§ Given entries:
+===+

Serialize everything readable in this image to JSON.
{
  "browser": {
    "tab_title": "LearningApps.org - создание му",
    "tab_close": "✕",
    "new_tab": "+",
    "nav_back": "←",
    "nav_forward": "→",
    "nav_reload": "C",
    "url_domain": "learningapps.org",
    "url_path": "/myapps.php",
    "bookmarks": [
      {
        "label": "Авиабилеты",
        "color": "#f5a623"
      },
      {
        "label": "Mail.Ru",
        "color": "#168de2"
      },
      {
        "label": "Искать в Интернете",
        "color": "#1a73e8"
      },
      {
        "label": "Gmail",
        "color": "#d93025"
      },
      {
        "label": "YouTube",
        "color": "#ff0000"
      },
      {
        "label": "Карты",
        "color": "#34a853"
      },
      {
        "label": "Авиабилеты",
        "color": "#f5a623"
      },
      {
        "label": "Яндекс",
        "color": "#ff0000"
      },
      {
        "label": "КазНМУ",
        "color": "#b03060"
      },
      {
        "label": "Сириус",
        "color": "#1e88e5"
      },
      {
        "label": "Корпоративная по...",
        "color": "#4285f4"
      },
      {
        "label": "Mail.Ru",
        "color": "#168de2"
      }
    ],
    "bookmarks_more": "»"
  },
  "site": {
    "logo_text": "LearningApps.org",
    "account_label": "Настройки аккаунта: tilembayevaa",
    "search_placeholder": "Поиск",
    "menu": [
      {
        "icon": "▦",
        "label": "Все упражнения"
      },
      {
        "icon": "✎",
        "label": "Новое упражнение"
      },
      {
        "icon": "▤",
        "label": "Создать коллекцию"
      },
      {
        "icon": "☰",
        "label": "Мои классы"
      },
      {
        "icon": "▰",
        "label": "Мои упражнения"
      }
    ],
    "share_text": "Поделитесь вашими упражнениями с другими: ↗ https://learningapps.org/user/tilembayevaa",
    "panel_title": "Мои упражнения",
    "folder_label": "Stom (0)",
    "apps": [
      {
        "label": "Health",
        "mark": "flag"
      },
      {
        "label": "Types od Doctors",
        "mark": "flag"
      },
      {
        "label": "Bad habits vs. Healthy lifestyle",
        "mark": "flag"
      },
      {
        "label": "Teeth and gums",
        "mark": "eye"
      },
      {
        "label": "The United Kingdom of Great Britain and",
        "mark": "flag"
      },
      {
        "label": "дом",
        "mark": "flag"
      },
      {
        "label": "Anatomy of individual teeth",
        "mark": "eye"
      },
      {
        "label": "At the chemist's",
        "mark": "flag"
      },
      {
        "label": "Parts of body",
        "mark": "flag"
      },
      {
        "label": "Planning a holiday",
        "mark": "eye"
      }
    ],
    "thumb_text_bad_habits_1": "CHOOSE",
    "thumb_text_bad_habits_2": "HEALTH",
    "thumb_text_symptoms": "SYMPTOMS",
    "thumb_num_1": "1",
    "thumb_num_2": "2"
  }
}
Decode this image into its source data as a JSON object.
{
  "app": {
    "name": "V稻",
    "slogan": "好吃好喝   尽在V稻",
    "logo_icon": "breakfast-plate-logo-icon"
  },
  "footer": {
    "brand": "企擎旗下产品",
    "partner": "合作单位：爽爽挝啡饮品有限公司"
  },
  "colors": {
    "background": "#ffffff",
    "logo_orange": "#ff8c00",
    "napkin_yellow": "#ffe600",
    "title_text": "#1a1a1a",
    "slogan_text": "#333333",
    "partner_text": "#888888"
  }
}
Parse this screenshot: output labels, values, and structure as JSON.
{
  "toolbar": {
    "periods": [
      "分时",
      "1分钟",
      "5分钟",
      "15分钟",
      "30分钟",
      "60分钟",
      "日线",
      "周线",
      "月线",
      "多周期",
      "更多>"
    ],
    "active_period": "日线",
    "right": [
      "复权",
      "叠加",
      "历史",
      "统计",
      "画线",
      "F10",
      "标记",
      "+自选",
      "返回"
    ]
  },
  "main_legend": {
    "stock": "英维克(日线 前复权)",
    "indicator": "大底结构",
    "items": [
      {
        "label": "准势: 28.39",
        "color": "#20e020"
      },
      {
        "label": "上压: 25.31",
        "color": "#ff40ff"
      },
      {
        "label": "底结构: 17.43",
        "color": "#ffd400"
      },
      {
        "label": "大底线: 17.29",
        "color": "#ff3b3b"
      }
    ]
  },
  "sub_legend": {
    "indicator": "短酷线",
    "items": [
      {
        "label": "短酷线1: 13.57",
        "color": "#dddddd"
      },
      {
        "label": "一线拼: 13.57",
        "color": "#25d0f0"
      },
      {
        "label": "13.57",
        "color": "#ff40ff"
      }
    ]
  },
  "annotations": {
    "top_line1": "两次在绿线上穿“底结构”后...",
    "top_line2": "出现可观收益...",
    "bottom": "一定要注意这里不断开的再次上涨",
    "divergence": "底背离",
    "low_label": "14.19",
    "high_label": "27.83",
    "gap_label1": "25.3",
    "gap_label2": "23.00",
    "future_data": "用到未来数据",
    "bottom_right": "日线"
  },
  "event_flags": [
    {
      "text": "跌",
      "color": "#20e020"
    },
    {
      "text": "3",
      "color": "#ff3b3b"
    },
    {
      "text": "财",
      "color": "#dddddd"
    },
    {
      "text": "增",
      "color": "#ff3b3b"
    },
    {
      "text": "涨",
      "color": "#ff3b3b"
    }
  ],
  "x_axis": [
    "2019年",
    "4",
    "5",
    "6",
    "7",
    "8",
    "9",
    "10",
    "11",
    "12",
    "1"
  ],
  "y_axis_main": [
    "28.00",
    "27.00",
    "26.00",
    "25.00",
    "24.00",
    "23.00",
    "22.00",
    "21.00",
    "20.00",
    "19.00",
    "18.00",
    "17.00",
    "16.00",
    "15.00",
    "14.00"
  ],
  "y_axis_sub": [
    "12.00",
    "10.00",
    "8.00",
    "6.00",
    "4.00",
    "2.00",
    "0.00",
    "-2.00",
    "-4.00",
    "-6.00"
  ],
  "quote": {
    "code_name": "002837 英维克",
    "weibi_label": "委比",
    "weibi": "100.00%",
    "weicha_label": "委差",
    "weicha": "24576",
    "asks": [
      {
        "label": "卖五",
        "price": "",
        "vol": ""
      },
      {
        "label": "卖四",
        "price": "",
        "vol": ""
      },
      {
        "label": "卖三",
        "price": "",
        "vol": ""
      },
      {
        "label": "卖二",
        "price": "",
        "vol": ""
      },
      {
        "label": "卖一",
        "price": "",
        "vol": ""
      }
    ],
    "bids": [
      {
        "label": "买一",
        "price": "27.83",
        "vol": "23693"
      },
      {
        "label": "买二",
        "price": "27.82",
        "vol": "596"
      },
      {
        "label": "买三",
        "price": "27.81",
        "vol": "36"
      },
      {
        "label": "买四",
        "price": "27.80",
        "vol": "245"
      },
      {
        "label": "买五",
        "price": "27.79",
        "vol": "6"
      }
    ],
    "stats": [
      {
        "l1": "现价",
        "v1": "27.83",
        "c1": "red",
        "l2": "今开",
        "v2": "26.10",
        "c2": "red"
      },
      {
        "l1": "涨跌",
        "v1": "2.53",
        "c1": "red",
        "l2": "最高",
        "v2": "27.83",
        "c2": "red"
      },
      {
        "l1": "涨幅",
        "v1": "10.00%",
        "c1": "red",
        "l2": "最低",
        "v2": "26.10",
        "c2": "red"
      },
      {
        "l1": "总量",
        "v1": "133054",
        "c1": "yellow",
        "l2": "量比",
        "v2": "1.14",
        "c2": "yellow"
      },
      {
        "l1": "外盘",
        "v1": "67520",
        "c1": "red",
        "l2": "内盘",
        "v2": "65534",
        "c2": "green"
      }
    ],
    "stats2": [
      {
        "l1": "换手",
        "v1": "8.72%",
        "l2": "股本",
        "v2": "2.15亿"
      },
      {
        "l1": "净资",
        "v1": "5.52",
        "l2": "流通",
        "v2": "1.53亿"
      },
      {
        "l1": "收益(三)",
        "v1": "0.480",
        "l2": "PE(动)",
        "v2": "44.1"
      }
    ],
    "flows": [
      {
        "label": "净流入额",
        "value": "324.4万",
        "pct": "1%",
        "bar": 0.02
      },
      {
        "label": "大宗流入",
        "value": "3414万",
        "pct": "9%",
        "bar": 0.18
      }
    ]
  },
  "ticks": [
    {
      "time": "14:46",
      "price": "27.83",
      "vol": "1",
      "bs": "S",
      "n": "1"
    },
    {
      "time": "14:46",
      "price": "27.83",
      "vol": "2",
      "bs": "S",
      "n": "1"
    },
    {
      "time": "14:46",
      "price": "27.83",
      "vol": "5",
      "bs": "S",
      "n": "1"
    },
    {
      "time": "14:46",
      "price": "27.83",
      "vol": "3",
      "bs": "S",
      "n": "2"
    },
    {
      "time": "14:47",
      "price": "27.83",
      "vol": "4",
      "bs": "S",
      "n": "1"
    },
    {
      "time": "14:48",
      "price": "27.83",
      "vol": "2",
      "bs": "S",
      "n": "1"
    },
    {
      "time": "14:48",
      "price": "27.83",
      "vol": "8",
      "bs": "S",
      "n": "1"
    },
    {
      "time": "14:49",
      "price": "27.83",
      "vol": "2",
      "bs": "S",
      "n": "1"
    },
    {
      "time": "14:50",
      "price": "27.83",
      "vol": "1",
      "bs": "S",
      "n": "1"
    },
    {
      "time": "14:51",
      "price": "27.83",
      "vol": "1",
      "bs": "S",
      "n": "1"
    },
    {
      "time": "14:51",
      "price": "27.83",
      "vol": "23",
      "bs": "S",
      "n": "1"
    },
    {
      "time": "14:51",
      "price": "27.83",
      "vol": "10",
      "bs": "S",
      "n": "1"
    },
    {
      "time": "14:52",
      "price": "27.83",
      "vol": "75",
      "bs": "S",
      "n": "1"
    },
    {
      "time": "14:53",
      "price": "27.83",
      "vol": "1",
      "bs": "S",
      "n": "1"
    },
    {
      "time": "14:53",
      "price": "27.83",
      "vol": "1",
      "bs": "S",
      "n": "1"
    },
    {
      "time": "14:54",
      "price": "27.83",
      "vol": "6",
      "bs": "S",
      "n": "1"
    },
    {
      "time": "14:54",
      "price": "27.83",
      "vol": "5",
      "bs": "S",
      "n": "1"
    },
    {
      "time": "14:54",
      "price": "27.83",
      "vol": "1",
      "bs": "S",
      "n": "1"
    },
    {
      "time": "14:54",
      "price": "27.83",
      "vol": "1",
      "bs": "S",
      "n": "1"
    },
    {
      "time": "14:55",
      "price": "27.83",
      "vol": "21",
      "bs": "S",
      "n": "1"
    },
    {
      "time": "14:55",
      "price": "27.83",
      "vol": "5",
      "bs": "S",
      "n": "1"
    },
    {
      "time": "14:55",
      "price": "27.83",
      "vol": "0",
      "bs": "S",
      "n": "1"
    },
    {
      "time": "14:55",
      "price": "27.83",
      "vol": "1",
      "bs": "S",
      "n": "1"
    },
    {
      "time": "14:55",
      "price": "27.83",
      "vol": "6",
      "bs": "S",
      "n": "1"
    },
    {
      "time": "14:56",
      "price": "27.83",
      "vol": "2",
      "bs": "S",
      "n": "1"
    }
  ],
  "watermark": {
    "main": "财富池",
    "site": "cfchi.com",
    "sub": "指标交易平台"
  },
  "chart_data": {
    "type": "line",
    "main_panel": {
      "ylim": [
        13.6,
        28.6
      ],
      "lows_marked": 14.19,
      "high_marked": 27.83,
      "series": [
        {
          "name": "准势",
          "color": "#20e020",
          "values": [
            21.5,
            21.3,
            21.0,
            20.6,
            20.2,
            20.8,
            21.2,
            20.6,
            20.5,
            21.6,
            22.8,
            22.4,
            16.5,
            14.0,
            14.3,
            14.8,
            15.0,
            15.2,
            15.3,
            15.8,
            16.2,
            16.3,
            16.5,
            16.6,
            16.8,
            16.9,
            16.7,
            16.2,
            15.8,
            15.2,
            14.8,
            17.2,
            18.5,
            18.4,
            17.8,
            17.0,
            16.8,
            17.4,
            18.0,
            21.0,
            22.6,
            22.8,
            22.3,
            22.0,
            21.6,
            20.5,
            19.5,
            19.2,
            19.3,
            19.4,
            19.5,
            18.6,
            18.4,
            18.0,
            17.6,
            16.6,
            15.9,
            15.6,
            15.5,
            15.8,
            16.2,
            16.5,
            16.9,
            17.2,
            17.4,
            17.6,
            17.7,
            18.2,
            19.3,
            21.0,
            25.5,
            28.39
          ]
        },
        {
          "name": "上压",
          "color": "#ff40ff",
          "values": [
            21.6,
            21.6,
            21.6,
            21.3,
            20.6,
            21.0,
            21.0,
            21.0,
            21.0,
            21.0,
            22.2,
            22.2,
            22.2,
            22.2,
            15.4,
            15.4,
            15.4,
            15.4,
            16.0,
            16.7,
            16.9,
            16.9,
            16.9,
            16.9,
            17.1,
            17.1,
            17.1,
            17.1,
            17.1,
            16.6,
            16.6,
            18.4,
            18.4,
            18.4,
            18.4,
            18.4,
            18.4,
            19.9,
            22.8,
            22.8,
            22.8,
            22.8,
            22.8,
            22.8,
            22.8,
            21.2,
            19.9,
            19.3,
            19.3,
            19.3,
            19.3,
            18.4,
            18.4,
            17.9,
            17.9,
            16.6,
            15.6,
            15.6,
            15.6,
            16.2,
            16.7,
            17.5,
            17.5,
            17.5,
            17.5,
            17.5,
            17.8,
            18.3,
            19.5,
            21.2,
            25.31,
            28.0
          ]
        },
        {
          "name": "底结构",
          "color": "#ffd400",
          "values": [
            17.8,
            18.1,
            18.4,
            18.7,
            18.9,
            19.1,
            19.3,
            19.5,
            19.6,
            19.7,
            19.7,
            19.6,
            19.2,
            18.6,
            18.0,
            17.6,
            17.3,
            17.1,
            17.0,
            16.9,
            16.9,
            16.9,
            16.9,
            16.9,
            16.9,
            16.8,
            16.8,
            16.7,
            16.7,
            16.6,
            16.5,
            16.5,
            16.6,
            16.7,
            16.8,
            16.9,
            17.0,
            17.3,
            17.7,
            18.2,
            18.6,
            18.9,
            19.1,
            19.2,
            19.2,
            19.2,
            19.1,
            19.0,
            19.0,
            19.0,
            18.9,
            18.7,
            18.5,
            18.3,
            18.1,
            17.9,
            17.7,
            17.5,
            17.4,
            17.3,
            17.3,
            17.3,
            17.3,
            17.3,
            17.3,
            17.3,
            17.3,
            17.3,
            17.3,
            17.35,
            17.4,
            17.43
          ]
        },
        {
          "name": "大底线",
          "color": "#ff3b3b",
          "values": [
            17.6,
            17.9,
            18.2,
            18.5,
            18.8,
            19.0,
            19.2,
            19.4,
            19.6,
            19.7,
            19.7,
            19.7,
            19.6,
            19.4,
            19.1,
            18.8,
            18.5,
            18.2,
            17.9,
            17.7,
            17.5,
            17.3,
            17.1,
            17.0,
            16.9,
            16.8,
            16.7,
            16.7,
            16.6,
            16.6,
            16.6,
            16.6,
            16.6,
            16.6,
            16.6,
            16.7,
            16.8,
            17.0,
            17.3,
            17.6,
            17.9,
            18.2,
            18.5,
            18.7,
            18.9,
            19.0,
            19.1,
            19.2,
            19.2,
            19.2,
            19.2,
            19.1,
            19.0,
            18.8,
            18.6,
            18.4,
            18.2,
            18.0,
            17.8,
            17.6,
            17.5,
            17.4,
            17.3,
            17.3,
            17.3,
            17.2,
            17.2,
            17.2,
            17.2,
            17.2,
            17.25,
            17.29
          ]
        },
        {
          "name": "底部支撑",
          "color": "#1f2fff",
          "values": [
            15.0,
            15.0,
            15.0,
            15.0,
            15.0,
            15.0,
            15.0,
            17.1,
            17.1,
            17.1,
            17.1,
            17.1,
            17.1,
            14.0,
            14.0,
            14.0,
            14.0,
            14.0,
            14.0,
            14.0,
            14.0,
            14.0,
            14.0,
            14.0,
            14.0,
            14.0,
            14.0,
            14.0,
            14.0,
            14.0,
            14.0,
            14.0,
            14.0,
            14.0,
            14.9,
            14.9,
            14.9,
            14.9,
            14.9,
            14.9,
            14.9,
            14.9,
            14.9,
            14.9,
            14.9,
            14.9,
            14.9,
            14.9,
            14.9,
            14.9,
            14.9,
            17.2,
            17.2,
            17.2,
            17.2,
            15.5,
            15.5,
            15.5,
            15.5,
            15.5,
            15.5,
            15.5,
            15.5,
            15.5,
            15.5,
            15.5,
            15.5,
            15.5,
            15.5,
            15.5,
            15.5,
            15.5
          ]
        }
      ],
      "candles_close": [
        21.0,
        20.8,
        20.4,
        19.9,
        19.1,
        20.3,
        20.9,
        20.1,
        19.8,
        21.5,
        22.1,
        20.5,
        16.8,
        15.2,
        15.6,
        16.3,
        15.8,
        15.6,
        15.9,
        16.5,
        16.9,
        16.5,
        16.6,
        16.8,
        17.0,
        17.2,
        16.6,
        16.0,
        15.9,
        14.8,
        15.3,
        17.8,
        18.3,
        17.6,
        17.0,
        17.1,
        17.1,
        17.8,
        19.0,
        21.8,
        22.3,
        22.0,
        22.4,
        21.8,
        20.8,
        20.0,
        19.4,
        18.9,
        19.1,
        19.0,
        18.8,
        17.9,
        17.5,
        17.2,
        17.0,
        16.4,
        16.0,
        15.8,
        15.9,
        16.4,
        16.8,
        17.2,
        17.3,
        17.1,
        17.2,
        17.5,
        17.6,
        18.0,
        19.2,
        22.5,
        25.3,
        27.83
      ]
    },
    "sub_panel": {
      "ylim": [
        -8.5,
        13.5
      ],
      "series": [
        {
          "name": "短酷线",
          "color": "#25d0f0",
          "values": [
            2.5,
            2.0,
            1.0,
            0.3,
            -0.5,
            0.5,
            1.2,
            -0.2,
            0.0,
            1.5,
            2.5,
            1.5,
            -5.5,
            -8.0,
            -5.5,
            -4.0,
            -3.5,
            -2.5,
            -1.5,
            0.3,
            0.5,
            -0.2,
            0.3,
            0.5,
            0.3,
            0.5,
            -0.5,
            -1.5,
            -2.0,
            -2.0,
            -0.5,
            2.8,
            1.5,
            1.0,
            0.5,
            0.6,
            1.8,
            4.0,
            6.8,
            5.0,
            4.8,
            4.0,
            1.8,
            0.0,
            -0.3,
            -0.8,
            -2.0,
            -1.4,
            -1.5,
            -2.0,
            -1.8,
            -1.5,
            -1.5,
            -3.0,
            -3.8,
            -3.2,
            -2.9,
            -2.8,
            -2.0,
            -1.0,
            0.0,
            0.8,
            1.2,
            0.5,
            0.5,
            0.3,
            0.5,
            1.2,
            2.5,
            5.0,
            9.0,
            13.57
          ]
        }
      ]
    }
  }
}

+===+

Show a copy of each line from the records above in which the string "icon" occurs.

        "icon": "▦",
        "icon": "✎",
        "icon": "▤",
        "icon": "☰",
        "icon": "▰",
    "logo_icon": "breakfast-plate-logo-icon"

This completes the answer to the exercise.